DATA FOR THIS EXERCISE section start

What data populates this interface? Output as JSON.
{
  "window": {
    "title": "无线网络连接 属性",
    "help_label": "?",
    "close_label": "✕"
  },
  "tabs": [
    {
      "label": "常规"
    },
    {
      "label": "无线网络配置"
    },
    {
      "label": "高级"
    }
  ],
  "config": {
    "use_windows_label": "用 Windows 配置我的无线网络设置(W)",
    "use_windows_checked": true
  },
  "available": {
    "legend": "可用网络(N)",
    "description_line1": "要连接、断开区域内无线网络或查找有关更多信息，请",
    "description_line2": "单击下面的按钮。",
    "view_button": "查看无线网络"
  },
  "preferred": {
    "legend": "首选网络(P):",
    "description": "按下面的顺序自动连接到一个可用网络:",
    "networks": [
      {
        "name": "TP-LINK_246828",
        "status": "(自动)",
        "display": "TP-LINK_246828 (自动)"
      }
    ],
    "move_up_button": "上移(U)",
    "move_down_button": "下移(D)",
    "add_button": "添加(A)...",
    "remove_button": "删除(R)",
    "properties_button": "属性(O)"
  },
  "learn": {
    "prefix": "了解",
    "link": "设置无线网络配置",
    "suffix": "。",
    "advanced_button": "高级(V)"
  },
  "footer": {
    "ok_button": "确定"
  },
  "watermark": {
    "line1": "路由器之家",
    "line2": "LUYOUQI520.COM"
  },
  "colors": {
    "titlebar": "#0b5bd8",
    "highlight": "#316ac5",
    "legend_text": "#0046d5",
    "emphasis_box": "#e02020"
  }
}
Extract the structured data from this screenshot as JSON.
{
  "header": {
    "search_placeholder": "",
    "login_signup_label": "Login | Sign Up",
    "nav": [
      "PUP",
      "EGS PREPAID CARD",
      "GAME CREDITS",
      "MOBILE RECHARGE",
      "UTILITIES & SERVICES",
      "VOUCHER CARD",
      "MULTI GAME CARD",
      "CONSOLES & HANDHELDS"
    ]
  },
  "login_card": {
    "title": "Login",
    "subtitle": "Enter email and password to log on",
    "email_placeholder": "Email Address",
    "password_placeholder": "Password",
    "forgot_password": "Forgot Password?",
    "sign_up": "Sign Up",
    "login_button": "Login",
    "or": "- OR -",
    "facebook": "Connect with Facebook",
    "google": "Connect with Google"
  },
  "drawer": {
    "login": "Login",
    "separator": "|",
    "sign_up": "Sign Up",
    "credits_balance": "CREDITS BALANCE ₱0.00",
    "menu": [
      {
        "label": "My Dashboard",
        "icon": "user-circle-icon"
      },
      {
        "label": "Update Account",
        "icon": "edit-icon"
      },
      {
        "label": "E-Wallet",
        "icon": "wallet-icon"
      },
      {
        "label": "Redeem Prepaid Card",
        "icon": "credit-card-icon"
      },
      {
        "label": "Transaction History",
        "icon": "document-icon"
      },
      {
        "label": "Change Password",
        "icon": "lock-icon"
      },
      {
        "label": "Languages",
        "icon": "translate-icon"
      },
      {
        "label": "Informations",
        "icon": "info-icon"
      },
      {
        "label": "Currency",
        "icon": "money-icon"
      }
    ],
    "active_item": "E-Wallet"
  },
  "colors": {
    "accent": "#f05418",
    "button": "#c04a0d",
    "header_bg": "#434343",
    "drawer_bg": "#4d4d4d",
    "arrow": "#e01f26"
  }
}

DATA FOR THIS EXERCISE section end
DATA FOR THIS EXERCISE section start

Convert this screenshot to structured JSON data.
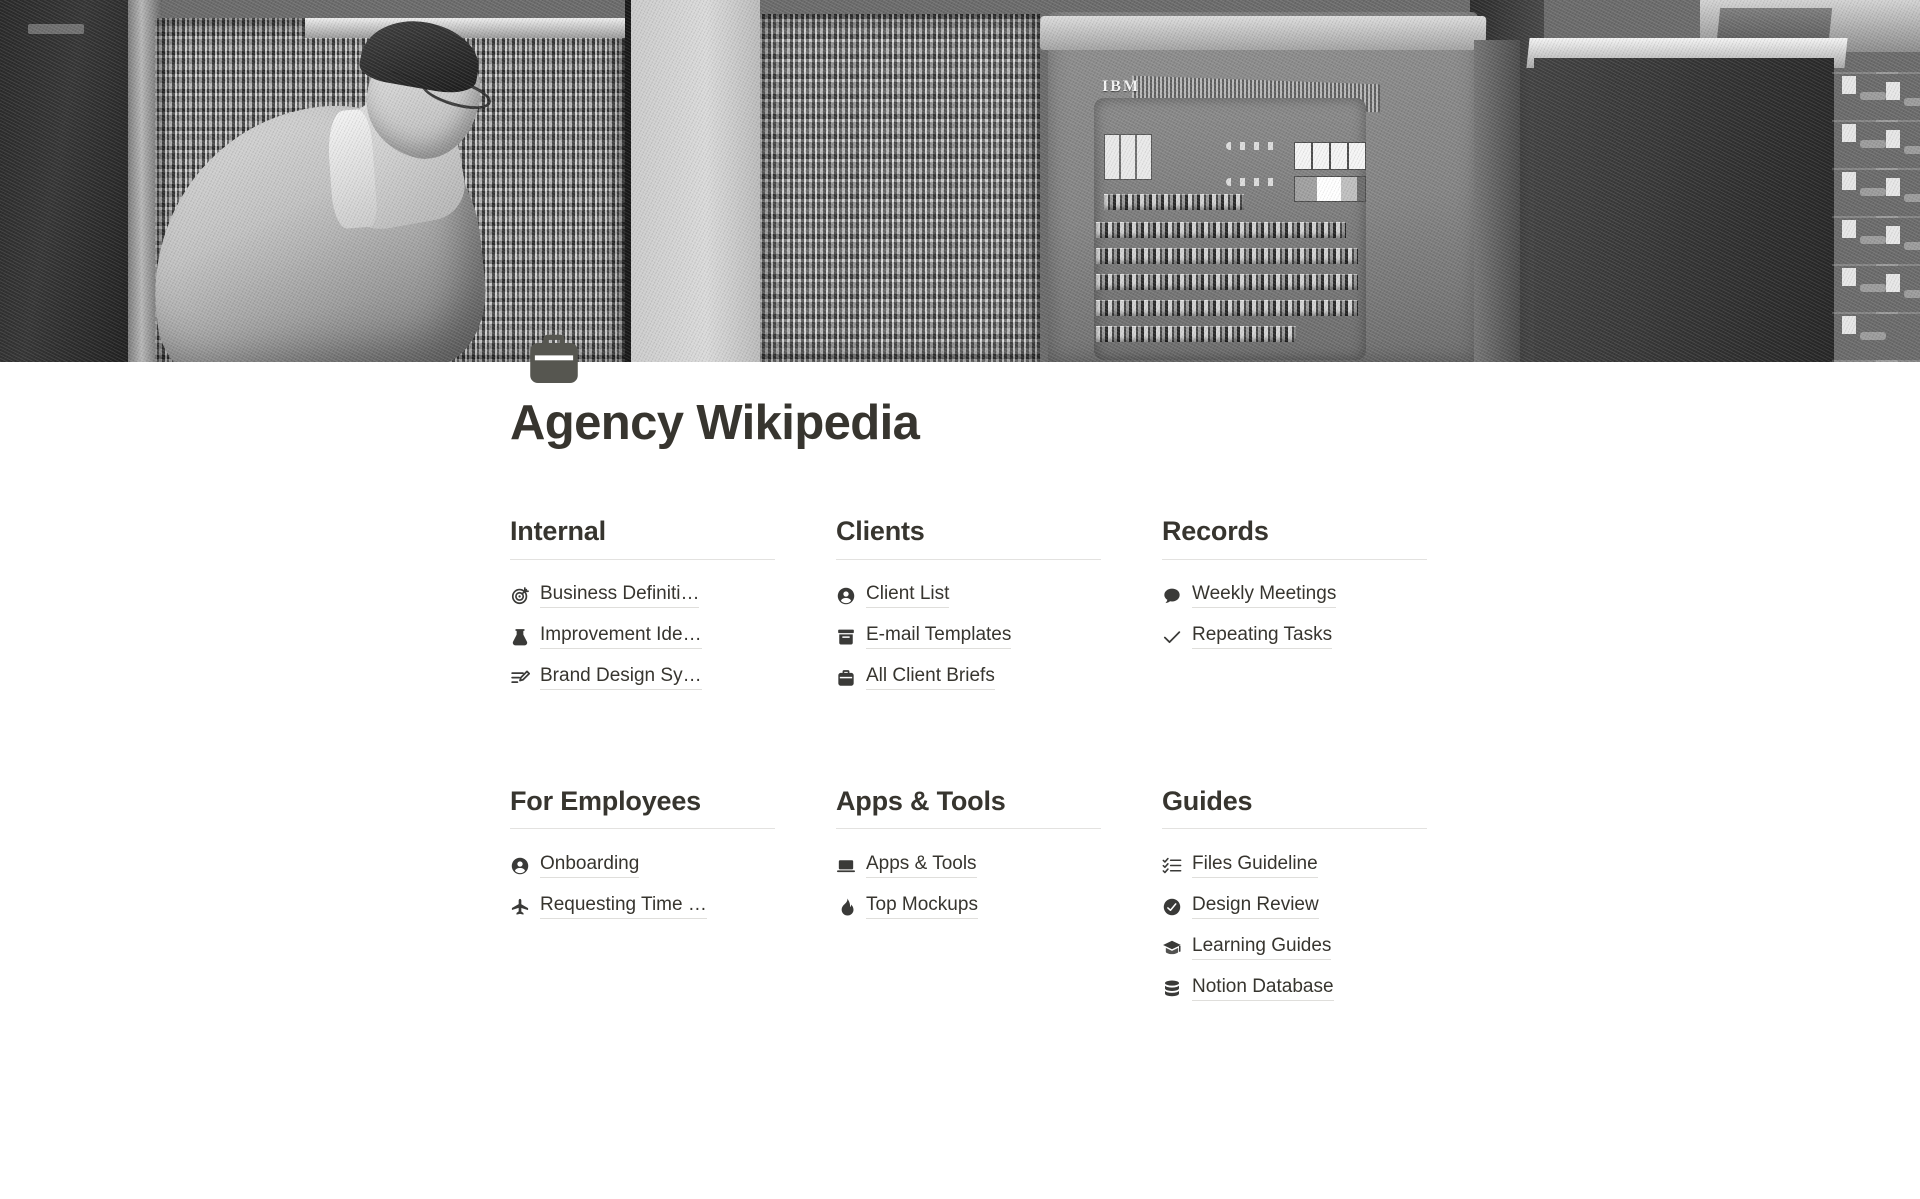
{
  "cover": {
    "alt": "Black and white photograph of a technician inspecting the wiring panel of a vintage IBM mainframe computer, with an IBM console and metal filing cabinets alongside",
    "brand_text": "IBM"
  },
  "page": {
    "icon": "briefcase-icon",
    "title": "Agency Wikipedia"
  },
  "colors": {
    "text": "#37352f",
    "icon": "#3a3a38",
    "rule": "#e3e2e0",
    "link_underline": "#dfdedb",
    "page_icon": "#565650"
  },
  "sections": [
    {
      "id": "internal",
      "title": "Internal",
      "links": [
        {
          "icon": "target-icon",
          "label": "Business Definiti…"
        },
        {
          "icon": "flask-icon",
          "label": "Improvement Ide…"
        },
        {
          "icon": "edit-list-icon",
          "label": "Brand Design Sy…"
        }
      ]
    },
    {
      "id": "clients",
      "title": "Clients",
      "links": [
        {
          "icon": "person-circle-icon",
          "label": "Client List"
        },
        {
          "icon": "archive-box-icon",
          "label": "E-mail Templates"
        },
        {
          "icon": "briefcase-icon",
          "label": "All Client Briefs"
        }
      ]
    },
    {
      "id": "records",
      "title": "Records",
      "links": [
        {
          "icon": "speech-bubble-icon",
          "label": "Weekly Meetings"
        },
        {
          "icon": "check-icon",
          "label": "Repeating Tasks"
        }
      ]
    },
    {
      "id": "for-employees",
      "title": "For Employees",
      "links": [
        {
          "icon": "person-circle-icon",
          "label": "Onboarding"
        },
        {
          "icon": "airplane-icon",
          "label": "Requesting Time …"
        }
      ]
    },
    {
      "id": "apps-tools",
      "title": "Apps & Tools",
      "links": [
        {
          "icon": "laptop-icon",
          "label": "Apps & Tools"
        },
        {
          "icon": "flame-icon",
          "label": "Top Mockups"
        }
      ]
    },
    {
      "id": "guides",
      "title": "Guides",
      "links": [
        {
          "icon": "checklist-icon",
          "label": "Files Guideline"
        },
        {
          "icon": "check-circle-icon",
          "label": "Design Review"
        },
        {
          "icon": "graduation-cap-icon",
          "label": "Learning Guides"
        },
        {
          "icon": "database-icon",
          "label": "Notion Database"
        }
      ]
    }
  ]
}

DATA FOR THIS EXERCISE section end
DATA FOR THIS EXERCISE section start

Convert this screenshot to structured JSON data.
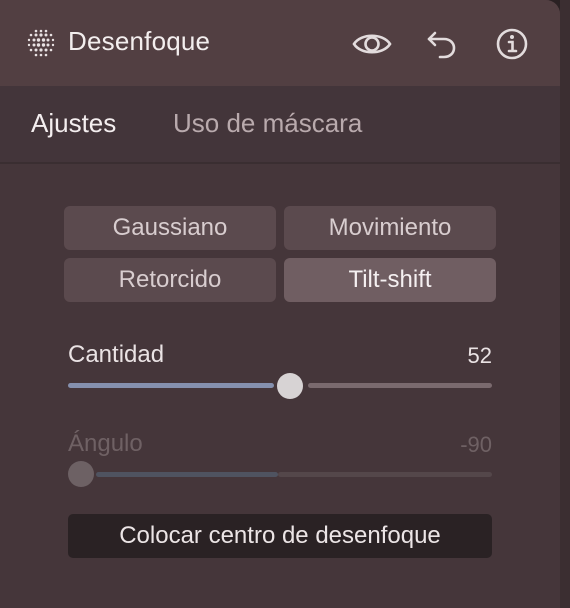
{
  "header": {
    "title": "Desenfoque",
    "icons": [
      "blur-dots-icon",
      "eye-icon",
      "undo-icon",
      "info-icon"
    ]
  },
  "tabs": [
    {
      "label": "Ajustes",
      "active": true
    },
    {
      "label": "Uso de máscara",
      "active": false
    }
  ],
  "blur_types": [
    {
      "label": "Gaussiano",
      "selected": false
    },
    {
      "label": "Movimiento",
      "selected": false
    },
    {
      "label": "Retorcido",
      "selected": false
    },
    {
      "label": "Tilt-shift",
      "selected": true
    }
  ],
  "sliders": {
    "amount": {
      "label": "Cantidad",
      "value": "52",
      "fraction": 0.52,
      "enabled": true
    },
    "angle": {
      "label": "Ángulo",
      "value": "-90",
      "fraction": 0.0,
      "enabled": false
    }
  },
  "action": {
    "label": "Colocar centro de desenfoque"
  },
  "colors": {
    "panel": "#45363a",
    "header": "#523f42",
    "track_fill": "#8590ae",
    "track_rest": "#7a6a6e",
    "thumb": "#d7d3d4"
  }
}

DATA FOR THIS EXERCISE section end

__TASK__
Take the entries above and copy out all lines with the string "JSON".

__ANSWER SPACE__
What data populates this interface? Output as JSON.
Extract the structured data from this screenshot as JSON.
Convert this screenshot to structured JSON data.
Convert this screenshot to structured JSON data.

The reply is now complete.